The latest polls on health care reform have not been encouraging, particularly if you're a Democrat trying to win re-election. Overall, the public is ambivalent about the Affordable Care Act, with slightly more people disapproving of the law than approving of it. Health care may not be hurting Democratic candidates that much, but it doesn't seem to be helping, either.

But a new poll from the Associated Press is a reminder that negative feelings about the Act mask not only widespread confusion about the law but also a sense that it didn't go far enough:

A new AP poll finds that Americans who think the law should have done more outnumber those who think the government should stay out of health care by 2-to-1. ...
The poll found that about four in 10 adults think the new law did not go far enough to change the health care system, regardless of whether they support the law, oppose it or remain neutral. On the other side, about one in five say they oppose the law because they think the federal government should not be involved in health care.
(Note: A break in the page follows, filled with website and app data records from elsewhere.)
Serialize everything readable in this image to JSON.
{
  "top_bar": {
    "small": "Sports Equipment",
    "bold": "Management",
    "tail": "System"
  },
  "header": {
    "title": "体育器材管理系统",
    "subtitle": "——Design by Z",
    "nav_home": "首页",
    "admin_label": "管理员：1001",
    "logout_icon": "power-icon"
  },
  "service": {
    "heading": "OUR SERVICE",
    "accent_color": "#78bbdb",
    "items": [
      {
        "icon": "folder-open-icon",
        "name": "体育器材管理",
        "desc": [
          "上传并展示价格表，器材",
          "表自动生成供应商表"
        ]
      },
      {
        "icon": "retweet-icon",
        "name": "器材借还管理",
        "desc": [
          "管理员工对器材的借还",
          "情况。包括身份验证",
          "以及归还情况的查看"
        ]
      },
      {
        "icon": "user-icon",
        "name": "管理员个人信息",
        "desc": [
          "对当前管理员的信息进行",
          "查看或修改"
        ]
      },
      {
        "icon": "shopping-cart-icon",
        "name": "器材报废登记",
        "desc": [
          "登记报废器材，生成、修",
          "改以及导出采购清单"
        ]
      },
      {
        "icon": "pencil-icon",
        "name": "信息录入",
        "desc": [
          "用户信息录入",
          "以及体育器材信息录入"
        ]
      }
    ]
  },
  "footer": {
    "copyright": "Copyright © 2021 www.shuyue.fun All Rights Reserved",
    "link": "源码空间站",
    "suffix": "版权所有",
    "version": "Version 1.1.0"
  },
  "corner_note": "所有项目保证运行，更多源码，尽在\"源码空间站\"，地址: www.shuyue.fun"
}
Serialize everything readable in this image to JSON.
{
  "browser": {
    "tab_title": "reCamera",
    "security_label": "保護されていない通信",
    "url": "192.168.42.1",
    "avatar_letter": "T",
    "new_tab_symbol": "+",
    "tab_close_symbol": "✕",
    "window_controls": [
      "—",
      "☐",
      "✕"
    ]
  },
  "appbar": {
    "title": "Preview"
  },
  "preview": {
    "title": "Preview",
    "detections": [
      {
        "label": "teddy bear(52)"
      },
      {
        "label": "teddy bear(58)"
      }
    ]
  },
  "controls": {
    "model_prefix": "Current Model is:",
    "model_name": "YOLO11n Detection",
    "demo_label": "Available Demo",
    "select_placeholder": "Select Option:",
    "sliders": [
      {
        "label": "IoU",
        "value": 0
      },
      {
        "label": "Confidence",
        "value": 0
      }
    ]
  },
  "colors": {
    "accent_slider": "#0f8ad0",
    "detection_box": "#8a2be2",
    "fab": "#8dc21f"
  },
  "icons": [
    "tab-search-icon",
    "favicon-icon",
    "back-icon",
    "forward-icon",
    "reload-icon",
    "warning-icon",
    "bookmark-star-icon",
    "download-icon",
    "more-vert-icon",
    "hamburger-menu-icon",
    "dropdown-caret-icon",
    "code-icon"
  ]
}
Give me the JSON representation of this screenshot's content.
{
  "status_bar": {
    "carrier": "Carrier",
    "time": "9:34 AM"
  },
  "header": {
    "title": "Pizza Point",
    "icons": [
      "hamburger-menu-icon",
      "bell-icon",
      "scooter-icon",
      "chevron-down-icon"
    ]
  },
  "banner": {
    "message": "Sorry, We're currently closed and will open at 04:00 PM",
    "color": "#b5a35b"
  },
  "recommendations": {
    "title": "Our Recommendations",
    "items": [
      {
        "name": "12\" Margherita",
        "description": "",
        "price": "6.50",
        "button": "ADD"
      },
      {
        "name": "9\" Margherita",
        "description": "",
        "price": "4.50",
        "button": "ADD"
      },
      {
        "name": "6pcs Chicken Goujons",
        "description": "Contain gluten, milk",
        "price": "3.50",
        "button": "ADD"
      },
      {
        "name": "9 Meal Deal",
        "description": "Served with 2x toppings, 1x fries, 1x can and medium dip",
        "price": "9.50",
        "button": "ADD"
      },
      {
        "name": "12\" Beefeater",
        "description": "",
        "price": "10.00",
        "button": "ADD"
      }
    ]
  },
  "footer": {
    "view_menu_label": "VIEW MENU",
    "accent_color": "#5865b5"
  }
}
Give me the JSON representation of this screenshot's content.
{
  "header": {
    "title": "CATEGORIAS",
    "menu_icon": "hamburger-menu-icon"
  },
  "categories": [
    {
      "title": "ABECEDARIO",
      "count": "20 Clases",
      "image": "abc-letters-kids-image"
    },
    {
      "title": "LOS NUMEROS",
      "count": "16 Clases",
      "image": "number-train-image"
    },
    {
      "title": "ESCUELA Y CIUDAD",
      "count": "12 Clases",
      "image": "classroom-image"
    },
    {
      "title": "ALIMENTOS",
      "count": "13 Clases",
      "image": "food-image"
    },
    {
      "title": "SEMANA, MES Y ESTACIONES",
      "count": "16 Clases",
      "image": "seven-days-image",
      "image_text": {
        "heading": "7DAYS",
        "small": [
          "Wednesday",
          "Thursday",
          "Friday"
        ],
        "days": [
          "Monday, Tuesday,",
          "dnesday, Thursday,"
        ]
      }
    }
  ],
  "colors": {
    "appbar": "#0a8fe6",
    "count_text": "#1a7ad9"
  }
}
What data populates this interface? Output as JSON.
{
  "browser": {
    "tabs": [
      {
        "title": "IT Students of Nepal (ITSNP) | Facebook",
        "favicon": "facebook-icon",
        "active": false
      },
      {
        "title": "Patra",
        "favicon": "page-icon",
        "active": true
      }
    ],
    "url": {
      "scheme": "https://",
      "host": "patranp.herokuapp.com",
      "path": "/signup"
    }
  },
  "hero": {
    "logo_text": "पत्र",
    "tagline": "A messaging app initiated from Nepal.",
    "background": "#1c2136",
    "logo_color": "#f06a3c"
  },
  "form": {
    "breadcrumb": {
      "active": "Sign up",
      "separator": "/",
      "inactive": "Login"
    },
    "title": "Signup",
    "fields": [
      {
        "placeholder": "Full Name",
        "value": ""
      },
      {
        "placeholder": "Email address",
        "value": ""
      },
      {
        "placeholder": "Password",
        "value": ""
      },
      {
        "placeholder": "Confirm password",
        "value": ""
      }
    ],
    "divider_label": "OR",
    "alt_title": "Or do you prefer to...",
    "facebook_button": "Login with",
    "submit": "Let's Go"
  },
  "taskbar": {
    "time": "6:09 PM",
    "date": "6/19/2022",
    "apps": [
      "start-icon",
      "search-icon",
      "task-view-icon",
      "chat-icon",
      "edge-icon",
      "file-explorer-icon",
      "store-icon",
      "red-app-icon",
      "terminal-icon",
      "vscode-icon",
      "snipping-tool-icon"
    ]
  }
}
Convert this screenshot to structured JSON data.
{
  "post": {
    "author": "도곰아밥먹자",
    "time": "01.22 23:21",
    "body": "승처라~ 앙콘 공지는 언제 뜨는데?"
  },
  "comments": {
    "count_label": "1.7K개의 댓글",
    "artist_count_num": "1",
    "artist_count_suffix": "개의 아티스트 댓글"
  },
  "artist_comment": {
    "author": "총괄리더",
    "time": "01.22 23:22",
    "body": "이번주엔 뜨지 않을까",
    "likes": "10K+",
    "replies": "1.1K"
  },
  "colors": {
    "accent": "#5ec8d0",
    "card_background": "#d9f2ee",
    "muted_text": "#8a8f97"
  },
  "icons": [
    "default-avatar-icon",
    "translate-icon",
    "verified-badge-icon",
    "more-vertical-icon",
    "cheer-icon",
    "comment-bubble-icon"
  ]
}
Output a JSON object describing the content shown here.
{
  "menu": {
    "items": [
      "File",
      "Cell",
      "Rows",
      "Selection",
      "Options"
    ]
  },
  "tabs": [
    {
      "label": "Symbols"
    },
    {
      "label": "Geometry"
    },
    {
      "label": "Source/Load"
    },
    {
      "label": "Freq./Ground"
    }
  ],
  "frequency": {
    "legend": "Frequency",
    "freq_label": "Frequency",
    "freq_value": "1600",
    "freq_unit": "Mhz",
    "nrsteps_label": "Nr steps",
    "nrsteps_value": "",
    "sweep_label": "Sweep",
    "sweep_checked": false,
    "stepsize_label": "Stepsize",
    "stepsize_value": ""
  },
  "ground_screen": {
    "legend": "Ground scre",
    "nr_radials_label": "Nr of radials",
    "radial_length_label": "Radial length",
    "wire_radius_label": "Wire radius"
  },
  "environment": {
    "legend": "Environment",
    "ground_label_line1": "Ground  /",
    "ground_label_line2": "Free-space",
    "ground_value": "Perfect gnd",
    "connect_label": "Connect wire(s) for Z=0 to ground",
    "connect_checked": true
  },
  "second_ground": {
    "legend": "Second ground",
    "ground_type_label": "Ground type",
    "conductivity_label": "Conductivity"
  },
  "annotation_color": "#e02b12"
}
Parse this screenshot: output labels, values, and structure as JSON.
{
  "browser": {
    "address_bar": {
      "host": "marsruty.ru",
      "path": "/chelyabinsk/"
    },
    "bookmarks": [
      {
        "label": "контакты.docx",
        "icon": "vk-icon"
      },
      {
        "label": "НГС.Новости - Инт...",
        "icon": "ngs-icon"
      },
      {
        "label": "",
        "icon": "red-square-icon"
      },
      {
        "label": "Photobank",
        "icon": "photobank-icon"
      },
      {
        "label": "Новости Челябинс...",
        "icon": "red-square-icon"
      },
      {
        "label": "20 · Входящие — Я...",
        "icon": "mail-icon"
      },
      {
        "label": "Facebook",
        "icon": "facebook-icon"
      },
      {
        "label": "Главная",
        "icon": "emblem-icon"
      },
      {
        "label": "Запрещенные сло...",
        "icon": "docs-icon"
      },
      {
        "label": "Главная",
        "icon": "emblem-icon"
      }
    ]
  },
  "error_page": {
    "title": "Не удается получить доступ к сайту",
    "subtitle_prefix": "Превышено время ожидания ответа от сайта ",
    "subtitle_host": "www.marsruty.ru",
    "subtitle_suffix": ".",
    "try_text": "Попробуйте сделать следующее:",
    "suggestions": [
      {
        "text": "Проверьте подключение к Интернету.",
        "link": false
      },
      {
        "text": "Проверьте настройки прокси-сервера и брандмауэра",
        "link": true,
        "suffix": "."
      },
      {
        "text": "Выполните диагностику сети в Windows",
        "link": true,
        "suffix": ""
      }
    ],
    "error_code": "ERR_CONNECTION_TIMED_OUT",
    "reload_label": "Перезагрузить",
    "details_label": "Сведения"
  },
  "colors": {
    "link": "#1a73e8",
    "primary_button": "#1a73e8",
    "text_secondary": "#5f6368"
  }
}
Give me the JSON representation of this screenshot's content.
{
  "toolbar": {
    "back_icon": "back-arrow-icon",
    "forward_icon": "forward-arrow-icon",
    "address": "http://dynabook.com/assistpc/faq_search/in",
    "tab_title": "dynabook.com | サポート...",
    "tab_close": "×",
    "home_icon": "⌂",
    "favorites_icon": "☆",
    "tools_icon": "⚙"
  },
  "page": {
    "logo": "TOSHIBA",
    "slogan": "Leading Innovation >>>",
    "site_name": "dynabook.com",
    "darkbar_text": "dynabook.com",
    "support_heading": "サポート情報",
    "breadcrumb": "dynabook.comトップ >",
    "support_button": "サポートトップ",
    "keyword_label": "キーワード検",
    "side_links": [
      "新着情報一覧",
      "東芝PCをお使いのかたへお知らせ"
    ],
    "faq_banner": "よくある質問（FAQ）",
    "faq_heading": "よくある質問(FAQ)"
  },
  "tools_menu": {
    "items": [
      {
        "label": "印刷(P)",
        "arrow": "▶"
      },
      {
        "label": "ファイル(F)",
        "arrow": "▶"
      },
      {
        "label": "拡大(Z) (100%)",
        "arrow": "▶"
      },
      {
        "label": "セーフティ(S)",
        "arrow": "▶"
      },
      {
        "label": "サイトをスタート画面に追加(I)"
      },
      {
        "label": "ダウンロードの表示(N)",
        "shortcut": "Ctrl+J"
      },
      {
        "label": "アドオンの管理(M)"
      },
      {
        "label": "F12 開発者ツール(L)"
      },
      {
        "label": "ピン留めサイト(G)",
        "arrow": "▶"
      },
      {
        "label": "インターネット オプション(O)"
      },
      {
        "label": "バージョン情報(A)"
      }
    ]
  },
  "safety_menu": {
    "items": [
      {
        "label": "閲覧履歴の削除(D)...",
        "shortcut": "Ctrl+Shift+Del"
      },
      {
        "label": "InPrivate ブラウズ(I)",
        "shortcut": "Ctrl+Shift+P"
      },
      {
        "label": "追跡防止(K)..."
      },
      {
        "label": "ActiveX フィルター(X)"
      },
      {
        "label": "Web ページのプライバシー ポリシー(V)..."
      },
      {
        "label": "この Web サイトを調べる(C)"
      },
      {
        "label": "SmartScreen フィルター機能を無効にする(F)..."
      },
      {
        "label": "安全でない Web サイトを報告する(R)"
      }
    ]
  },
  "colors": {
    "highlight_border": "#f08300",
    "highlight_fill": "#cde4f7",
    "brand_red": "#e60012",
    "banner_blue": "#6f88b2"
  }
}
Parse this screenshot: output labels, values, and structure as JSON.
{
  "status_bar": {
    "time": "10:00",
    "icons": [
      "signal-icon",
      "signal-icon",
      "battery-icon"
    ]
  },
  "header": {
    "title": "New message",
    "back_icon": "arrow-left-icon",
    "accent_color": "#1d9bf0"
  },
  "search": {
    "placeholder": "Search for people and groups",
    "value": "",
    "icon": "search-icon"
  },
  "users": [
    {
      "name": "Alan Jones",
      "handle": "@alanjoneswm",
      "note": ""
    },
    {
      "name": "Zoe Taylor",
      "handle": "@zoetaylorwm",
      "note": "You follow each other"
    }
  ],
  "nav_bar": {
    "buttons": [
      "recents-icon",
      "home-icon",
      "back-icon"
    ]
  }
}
As always, I wouldn't read too much into the verdict of any one survey. But it does seem clear that the extreme views you hear from Republican days, that government has no place meddling seriously in health care, is a minority view.